▸ Input data

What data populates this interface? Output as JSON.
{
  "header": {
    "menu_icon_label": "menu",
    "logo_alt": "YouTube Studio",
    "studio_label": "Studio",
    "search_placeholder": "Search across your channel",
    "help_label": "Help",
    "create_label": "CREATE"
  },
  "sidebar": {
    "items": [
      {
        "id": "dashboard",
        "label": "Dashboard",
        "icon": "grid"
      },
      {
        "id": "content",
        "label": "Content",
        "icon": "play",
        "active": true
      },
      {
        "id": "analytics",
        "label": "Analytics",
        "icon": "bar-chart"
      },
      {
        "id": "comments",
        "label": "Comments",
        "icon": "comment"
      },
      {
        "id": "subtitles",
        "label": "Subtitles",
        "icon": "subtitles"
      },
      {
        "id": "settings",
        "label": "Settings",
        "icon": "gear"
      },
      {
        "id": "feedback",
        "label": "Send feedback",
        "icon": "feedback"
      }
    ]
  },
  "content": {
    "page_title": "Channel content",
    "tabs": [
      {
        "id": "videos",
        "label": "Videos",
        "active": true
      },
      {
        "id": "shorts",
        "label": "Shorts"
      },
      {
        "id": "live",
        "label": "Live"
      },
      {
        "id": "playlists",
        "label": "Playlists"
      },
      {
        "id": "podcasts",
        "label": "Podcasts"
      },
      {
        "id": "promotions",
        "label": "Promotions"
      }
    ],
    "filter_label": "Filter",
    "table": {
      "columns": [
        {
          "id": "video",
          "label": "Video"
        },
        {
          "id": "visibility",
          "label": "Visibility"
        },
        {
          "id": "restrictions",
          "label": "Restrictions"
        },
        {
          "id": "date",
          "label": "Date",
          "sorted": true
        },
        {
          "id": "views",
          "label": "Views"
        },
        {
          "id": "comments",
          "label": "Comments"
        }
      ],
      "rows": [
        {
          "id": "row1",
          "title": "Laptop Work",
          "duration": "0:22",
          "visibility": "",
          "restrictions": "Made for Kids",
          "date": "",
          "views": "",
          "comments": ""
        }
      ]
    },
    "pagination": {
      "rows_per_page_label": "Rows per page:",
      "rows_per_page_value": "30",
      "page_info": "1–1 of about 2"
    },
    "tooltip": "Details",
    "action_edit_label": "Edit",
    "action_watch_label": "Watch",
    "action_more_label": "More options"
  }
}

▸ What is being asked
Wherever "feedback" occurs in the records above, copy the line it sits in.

▸ The completed task
        "id": "feedback",
        "label": "Send feedback",
        "icon": "feedback"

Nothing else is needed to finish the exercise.